At that point, I was over half way, which is always a mental boost.  The visibility had improved as well.  I knew that I just had to keep doing what I was doing and thought I would be just fine…each buoy at a time.  For some reason, after the second turn, I never made my way over for the buoys to be back on my left side.  I was consciously aware of this but also felt like I was doing a decent job with my sighting and trying my best to maintain a “straight-ish” line.  There was one instance where I recall really going astray on my line, but overall I kept it in the forefront of my mind and that helps a lot.  There were a couple of times were the congestion arose again, but way better overall than the first 1.2 miles.

At the end of the swim I had gotten to the point to stand and make my way on foot.  Little did I know that the bottom of the lake was very squishy and was not easy to stand.  I immediately stumbled but as I got my footing, I glanced at my Garmin for a time check.  I was not quite ready to hit the lap button, but I saw that my time was 1:20:xx.  Yes!!!!  As I sloshed through the final exit to the stairs, I felt like I had done my job with the swim.  I finally hit my lap button just before climbing the stairs (I was smart and held to the railing with both hands) and my unofficial “official Garmin” time was 1:21:36.

Official Swim Time per Ironman

I could not have been happier!  What a great way to start the day!

The calm before storm of the swim finishers!  Clearly all the fog had lifted and blue skies were everywhere!

I quickly made my way to the wetsuit stripper where two volunteers did a fantastic job of quickly getting me out of my wetsuit.  As I was running along the chute to T1, I saw Paige and then Tony.

My first bit of work was done!

I am pretty sure I shouted out something to him about a good swim, but he could probably tell from the smile on my face anyway that I was in a happy place.

All smiles to see Tony

My day had started off great!

In T1, I grabbed my bag and started doing what I needed to do.  There was not a volunteer to help me, but I managed ok (I didn’t do the best job spraying the sunscreen on my back, but I got most of it).  I was unsure about putting on my arm warmers, since the weather was nice, but I opted to put them on (they are easy on and easy off) since all my training in the heat would make the early time on the bike feel cool.  Overall I would have been fine without them, but I wore them for probably about an hour, so not a bad decision.  Funny thing happened in transition….I had been in the women’s tent for two to three minutes when I noticed beside me a guy that had just walked in.  He was SUPER focused and he didn’t realize where he was until I mentioned it to him.  He quickly ran out embarrassed!!

Official T1 Time

As I left the changing tent, there was an empty restroom, so I took full advantage since that does not happen all that frequently and I hate having to wait while the time ticks by.  I also prefer to take the extra time during transition versus on the race course.
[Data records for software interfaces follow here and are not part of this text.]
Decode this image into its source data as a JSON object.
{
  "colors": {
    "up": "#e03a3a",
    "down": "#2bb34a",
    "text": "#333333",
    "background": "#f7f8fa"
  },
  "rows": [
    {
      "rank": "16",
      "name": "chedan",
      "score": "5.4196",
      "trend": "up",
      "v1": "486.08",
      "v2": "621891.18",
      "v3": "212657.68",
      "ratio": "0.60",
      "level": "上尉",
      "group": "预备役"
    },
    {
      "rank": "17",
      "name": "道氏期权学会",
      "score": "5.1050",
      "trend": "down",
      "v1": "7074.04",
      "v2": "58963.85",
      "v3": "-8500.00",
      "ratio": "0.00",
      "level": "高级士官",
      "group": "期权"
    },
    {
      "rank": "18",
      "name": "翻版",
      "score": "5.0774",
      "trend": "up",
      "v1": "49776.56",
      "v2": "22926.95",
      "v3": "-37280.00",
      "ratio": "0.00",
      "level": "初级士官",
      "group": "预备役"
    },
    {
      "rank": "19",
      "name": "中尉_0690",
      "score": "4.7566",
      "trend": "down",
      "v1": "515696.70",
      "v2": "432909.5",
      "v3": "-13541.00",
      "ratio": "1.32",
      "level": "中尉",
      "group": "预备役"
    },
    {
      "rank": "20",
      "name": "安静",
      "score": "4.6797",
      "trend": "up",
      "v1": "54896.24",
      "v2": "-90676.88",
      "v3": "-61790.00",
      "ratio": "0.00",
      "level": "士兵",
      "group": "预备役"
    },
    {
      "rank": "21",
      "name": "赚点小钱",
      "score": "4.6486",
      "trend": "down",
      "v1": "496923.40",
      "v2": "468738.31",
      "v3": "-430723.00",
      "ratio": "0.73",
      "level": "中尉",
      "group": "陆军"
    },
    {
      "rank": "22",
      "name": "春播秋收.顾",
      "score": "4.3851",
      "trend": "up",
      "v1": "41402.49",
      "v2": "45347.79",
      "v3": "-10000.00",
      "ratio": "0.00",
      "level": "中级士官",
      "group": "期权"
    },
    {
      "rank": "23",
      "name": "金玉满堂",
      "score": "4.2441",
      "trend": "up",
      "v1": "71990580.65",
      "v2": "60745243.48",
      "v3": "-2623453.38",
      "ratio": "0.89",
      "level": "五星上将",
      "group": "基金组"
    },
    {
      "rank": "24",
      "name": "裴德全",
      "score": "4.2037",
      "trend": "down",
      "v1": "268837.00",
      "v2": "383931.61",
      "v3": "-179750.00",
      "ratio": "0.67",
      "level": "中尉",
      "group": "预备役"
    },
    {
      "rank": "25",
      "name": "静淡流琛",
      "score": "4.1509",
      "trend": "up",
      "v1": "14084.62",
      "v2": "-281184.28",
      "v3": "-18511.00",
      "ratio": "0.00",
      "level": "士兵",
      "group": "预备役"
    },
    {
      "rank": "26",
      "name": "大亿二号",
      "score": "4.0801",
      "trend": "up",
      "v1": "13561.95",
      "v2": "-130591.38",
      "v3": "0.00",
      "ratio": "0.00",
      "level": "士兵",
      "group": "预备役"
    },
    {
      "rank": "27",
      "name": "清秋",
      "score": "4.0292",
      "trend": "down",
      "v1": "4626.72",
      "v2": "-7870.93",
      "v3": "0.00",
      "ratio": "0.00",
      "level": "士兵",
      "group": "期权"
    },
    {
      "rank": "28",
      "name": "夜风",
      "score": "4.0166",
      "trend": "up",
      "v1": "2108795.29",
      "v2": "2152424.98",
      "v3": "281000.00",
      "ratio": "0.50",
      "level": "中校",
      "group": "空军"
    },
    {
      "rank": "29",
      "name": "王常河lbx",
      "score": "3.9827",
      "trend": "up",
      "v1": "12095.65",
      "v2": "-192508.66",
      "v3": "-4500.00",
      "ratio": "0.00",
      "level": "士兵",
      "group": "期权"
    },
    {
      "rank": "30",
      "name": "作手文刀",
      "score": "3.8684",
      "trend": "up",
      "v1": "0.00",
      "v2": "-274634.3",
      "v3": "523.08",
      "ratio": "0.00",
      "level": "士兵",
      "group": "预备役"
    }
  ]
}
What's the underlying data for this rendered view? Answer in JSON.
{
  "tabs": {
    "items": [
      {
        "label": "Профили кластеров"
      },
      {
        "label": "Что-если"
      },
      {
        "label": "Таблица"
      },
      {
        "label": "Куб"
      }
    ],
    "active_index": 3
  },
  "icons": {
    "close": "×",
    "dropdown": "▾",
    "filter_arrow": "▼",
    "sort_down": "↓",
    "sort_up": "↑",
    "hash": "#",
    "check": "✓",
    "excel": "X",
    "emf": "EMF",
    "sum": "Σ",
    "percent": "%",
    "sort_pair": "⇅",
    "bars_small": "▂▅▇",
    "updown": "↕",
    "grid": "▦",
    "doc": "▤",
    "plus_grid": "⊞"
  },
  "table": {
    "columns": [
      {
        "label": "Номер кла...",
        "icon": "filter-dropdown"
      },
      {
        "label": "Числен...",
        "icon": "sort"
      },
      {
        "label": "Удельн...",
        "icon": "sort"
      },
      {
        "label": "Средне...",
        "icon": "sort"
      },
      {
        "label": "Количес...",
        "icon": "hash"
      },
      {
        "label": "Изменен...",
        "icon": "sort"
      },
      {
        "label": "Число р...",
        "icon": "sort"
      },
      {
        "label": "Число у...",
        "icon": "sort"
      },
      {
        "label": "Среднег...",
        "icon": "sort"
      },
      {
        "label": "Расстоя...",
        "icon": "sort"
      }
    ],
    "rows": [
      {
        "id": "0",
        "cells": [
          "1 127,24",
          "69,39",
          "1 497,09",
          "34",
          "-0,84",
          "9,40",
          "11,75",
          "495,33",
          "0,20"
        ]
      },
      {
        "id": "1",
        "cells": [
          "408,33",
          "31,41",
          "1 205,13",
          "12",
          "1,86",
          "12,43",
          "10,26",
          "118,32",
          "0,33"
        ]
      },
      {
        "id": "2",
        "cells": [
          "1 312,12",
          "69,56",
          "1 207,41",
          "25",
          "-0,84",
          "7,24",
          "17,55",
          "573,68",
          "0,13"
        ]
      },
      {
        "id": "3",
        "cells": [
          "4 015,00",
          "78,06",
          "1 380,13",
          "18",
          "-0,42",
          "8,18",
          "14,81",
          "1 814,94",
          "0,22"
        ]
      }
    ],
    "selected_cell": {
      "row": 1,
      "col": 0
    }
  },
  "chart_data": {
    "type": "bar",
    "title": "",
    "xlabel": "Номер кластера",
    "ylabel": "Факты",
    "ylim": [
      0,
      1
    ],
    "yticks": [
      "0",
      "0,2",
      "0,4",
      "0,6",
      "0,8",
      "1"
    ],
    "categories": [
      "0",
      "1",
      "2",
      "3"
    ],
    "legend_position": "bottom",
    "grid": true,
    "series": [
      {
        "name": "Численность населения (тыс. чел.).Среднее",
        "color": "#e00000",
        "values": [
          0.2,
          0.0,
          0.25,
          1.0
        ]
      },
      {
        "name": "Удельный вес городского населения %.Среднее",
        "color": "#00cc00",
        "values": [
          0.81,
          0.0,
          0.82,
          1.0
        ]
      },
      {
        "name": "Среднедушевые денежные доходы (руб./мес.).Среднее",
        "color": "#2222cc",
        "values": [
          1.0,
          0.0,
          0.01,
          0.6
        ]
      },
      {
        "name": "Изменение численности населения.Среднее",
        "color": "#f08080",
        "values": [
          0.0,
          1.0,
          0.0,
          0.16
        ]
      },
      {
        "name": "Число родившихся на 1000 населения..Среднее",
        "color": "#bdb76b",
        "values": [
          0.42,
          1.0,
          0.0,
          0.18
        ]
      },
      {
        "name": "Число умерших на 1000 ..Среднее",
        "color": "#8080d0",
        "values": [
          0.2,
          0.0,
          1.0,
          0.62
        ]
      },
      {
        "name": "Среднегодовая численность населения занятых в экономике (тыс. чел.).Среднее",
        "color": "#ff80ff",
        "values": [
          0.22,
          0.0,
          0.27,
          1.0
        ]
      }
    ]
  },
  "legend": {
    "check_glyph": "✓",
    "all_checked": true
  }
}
I found my bike easily and felt ready to ride.  The sun was out and it looked to be a beautiful day to race!  112 miles, here I come!